This research aims to environmental effect of fire on waste plant and the nearby aquatic ecosystem, the case study is Uyo village road in Akwa Ibom state. The objectives of this thesis are to:
- Provide an understanding of how the identified main source leads to fire at Uyo Village
- Evaluate how environmental fire affects waste plants
- Examine the impact of environmental fire on the aquatic ecosystem
1.4 Research questions
The following research questions are defined to ensure this study is directed toward achieving the aim and objectives of the research:
- What is the main source of fire at Uyo Village, and what are its causes?
- In what ways does environmental fire affect waste plants?
- What is the impact of environmental fire on the ecosystem?
1.5 Research Hypotheses
Ho1: Environmental fire does not significantly affect waste plants
Ho2: Environmental fire does not significantly affect aquatic ecosystems
1.5 Significance of the Study
This study contributes to the existing literature on the environmental impact of elements such as fire on the acquatic ecosystem. Environmental aspects are elements of an organization’s activities, products, or services that can interact with the environment. Environmental aspects associated with UT-Battelle activities, products, and services have been identified at the project and activity levels. Activities that are relative to any of these aspects are carefully controlled to minimize or eliminate impacts to the environment.
The study would also be of importance to policymakers by providing solutions on the fire menace and the burning of waste.
1.6 Scope of the Study
The following limitations were set up for this research that was mostly due to limited time and required resources:
- This thesis only focused on investigating the main source of fire at Uyo Village waste facility and did not analyse the other sources of fire
- The efficiency of extinguishing techniques used at Uyo Village waste facility is not studied
- The compliance of activities at Uyo Village regarding fire with the Nigerian laws and regulations are not investigated
- The extent of environmental impacts from the fire at Uyo Village waste facility is not studied
- While conducting the Delphi method, the questionnaires were sent out to all the experts involved in the research, but only four out of seven experts participated. So, the results of this thesis are based on the opinion of a limited number of experts at Uyo Village.
1.7 Definition of Terms
A waste-to-energy plant is a waste management facility that combusts wastes to produce electricity. This type of power plant is sometimes called a trash-to-energy, municipal waste incineration, energy recovery, or resource recovery plant.
An aquatic ecosystem is an ecosystem in a body of water. They are contrasted with terrestrial ecosystems which are those found on land. Communities of organisms that are dependent on each other and on their environment live in aquatic ecosystems.
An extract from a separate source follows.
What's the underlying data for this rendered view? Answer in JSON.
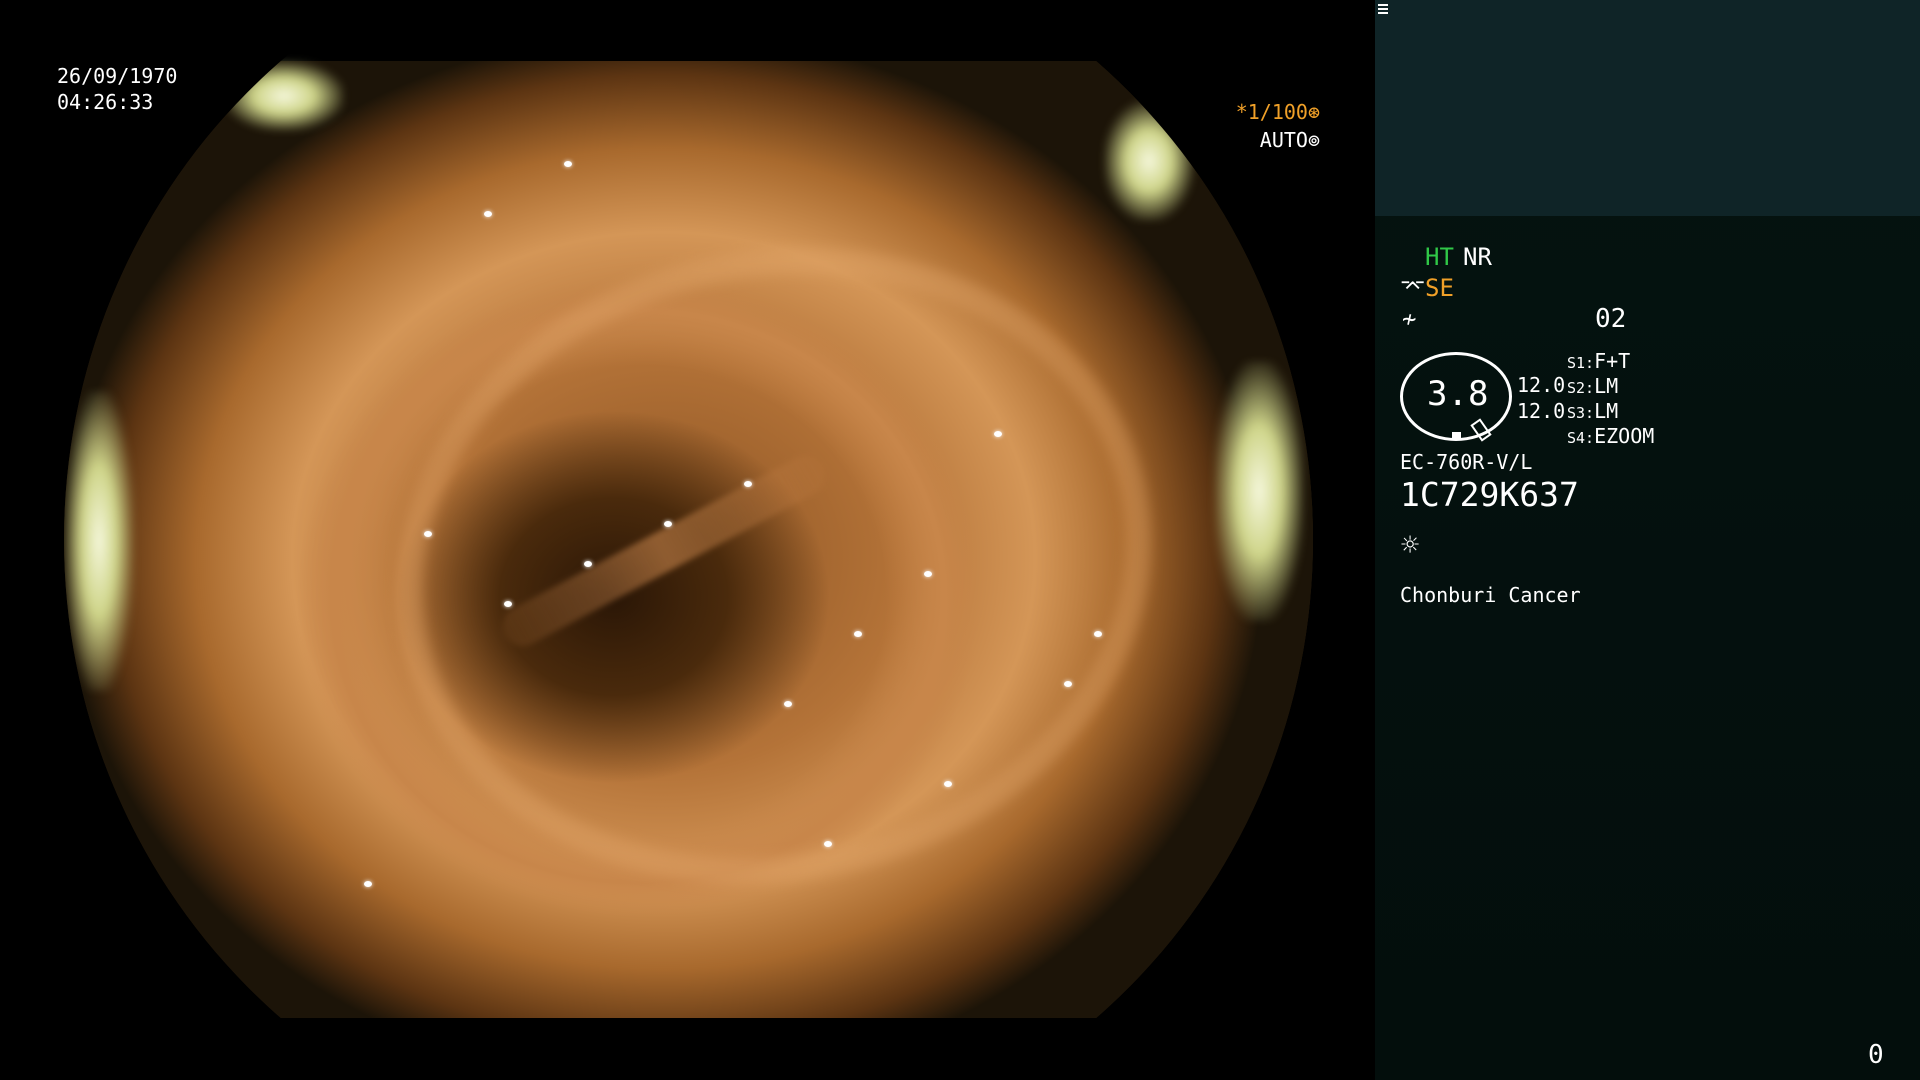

Environmental assessment is the assessment of the environmental consequences of a plan, policy, program, or actual projects prior to the decision to move forward with the proposed action.[email protected][email protected]